Britain finds more than 50 potential medal-winners in Olympic talent hunt for tall athletes

Answering a nationwide appeal for tall people with athletic potential, more than 50 prospective Olympic athletes have been placed in British training programs for the 2012 London Games.
More than 3,800 people applied to be part of the "Sporting Giants" project. They were tested for their skills in four Olympic sports _ rowing, handball, beach volleyball and indoor volleyball.
Making the cut were 34 rowers, 11 handball players and seven volleyball players. They have been integrated into various British Olympic training squads.
"There are so many people out there who don't know how good they could be at sports they've probably not even thought about," UK Sport talent identification manager Chelsea Warr said Thursday. "This was a mild shake of the tree. We looked under a few rocks and look what we found."
Seventeen-year-old student Chris Gregory, who is 6-foot-9 (2.03 meters), is now training with Britain's volleyball squad, having never played the sport before.
Stuart Campbell gave up his job as a personal trainer to join the British Handball Academy in Denmark.
"I had never even seen a handball court before Sporting Giants," the 25-year-old Campbell said. "But we're not just here to make up the numbers _ we're here to win medals."
Frances Nicholls, who had been working as a teacher in York, has now relocated to Henley, home of Britain's most famous rowing regatta, after being fast-tracked onto Britain's national rowing program.
"It's been an absolute whirlwind," the 23-year-old Nicholls said.
Male candidates had to be over 6-foot-3 (1.91 meters), while female candidates needed to be over 5-foot-11 (1.81 meters).
However, six candidates who exaggerated their height on the initial application form were still tested and have since been placed in Britain's canoeing squad.
Five-time Olympic rowing champion Steve Redgrave said looking for potential medal-winners based on their physical attributes was a policy that had served Britain well before.

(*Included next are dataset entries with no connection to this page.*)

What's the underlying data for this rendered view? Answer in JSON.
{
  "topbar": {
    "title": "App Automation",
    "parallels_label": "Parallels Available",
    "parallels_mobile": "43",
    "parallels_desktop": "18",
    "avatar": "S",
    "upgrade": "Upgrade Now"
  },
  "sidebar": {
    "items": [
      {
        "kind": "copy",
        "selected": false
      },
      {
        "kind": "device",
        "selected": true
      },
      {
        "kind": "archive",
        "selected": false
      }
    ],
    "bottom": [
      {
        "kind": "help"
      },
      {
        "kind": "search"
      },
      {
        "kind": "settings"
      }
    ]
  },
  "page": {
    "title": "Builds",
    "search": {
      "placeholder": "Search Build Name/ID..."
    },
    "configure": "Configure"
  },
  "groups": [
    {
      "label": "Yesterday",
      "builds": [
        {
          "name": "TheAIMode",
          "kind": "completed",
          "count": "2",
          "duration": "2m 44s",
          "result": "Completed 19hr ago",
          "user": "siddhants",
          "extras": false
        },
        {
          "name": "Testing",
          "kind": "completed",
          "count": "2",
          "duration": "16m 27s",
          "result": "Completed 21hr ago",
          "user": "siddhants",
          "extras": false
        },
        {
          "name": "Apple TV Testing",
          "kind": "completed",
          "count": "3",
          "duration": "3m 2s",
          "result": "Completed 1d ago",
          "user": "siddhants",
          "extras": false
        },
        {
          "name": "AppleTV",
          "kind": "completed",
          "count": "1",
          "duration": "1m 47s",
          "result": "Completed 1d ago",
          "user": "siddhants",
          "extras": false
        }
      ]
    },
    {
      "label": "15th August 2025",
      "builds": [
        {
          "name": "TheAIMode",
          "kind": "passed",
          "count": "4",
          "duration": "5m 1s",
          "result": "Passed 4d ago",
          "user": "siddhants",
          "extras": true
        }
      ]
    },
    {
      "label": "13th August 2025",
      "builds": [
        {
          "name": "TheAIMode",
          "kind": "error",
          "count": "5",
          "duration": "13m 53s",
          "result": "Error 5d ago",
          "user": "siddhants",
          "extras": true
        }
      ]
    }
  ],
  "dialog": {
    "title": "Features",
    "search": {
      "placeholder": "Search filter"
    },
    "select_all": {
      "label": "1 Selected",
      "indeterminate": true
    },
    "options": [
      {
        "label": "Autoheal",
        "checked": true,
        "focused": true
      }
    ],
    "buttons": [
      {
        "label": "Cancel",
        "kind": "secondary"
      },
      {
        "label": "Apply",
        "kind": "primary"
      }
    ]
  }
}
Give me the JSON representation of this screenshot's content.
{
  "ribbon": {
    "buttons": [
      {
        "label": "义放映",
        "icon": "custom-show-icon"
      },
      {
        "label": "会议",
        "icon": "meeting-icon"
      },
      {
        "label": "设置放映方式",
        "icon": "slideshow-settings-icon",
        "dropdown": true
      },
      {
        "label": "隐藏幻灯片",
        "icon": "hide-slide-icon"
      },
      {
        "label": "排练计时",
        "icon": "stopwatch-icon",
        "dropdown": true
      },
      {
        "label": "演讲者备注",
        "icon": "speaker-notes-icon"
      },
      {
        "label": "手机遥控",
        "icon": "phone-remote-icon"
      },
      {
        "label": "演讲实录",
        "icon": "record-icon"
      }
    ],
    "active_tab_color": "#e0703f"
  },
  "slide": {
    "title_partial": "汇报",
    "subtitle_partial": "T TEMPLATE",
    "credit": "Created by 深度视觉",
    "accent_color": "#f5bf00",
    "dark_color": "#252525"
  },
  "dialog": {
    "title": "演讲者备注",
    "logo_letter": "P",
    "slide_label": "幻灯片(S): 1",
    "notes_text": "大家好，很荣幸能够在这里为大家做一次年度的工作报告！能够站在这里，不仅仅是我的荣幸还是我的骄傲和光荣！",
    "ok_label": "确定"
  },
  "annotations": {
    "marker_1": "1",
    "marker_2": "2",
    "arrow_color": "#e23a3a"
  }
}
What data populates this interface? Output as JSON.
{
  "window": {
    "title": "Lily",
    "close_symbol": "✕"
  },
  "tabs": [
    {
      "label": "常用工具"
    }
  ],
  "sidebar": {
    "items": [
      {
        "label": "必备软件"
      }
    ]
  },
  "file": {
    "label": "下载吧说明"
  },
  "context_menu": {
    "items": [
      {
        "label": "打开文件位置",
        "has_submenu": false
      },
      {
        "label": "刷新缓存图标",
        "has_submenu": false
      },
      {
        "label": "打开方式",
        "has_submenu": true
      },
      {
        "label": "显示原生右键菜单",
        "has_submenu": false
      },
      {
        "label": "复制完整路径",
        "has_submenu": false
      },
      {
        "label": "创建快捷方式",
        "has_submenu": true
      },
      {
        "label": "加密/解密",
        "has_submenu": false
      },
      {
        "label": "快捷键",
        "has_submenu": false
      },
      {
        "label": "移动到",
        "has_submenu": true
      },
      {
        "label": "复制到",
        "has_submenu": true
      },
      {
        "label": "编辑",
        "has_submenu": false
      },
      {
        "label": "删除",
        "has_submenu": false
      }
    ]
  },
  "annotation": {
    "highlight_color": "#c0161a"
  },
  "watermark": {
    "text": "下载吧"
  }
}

"I never thought I would row until my first coach came along and asked me to have a go," Redgrave said. "Years later I asked him 'Why did you pick me?'
"He said, 'Well, you had big hands and big feet.'"


Updated : 2021-08-01 13:25 GMT+08:00